[Source records]
============
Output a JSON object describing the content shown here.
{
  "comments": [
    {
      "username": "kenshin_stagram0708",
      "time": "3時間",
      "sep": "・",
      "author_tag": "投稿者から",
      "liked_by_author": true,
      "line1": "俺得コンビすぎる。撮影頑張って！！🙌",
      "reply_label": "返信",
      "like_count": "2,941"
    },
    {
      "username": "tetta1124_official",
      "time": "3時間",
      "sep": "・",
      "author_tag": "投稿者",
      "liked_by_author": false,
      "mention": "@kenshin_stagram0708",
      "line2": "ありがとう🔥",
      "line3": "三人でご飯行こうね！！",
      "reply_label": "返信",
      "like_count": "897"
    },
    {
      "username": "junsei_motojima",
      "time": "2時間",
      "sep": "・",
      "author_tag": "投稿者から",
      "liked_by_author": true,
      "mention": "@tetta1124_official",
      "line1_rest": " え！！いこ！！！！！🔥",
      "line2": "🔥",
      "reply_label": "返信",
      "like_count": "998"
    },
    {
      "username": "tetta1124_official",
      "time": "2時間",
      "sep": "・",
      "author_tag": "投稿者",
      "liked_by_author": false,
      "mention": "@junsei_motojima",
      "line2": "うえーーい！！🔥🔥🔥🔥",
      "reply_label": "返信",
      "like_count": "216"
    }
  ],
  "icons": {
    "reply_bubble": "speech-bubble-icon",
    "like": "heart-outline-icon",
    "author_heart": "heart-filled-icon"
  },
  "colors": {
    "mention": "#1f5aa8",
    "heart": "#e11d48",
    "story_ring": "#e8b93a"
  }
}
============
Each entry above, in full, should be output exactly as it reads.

**RESPONSE AREA**
Output a JSON object describing the content shown here.
{
  "comments": [
    {
      "username": "kenshin_stagram0708",
      "time": "3時間",
      "sep": "・",
      "author_tag": "投稿者から",
      "liked_by_author": true,
      "line1": "俺得コンビすぎる。撮影頑張って！！🙌",
      "reply_label": "返信",
      "like_count": "2,941"
    },
    {
      "username": "tetta1124_official",
      "time": "3時間",
      "sep": "・",
      "author_tag": "投稿者",
      "liked_by_author": false,
      "mention": "@kenshin_stagram0708",
      "line2": "ありがとう🔥",
      "line3": "三人でご飯行こうね！！",
      "reply_label": "返信",
      "like_count": "897"
    },
    {
      "username": "junsei_motojima",
      "time": "2時間",
      "sep": "・",
      "author_tag": "投稿者から",
      "liked_by_author": true,
      "mention": "@tetta1124_official",
      "line1_rest": " え！！いこ！！！！！🔥",
      "line2": "🔥",
      "reply_label": "返信",
      "like_count": "998"
    },
    {
      "username": "tetta1124_official",
      "time": "2時間",
      "sep": "・",
      "author_tag": "投稿者",
      "liked_by_author": false,
      "mention": "@junsei_motojima",
      "line2": "うえーーい！！🔥🔥🔥🔥",
      "reply_label": "返信",
      "like_count": "216"
    }
  ],
  "icons": {
    "reply_bubble": "speech-bubble-icon",
    "like": "heart-outline-icon",
    "author_heart": "heart-filled-icon"
  },
  "colors": {
    "mention": "#1f5aa8",
    "heart": "#e11d48",
    "story_ring": "#e8b93a"
  }
}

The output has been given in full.